Although it does not concern the history of Oakland at its beginning, it may be of interest to many to know more of the man who was first Mayor of the City of Oakland.
General Carpentier graduated from Columbia College, now Columbia University, New York City, with the class of 1848. After his return to New York, he was elected to fill a vacancy on the Board of Trustees of Columbia University in 1906, serving for twelve years, until his death in 1918. Dr. Nicholas Murray Butler, President of Columbia University, recently stated:
"General Carpentier took the most intense and generous interest in Columbia. He established in memory of various members of his family, and on his own behalf, various funds for diverse purposes, and during his life and at his death, gave in all—to Columbia University, including Barnard College—a sum in excess of four million dollars. We hold General Carpentier's memory in highest esteem and often cite him as an evidence of the power of an American college to hold the affections of the students through a long and busy life in any part of the world."
The visions of the early pioneers were made possible of realization by the cooperation of those who established their homes in Oakland in each succeeding year and joined in the upbuilding of the city. As the years passed, the development was more rapid until Oakland now finds itself, on its Eightieth Anniversary, with a population of about three hundred thousand and is now prepared for greater strides in its development within the next few years. The City of Oakland is the terminus of three transcontinental railroads, has an imposing City Hall, large Municipal Auditorium, and modern public buildings, churches, hospitals, and parks. The schools of our city are known for their great scope and efficiency along the best educational lines, and are housed in large and modern buildings.
Under the direction of a board of business men, serving without compensation, the Port of Oakland has been improved by the building of additional new wharves and warehouses, and they have been able to divert shipping business to Oakland. They have also constructed a large Municipal Airport, fully equipped, and known throughout the world as one of the finest.
Manufacturing has developed until there are now, by the records of the Chamber of Commerce, one thousand, one hundred forty-five manufacturing establishments within and adjacent to the city.
East Bay Utilities District, embracing Oakland, adjacent cities and towns, is also administered by a body of men, under whose able management the Pardee Dam was constructed across the Mokelumne River, in the Sierra, a project including distribution costing sixty-five million dollars. The pure waters of the Mokelumne River were flowing into local reservoirs on June 24, 1929, furnishing Oakland and the district with a large supply of water, so necessary for the growth of a city.
The new seventy-five million dollar bridge to San Francisco has been definitely approved and work will be begun soon.
The approaches to the new parallel low level tunnels, with three traffic lanes in each, through the Contra Costa hills, connecting with improved highways to the North and East, are under construction.
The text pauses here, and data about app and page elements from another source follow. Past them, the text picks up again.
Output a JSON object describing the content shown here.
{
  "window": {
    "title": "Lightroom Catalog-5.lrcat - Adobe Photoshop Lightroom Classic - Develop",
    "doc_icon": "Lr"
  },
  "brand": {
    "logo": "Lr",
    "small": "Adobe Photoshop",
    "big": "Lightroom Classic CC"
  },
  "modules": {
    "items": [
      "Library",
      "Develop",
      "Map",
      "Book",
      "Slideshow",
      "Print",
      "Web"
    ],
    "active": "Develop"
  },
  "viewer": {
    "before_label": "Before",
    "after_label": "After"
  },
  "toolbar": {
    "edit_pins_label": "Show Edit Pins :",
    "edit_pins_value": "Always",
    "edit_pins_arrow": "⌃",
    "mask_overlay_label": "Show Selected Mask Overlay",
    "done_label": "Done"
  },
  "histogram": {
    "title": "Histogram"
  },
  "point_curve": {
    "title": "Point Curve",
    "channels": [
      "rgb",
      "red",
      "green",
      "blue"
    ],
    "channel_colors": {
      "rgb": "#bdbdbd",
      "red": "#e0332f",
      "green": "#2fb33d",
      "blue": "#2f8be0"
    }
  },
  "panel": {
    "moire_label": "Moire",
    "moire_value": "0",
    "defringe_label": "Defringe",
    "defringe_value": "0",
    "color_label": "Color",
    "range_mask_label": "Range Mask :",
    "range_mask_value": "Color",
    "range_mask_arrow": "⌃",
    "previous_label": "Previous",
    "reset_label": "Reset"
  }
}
Considering all conditions, Oakland's future looks more promising on its Eightieth Anniversary than at any time in its past history.
Transcribed by: Jeanne Sturgis Taylor.
© 2008 Jeanne Sturgis Taylor.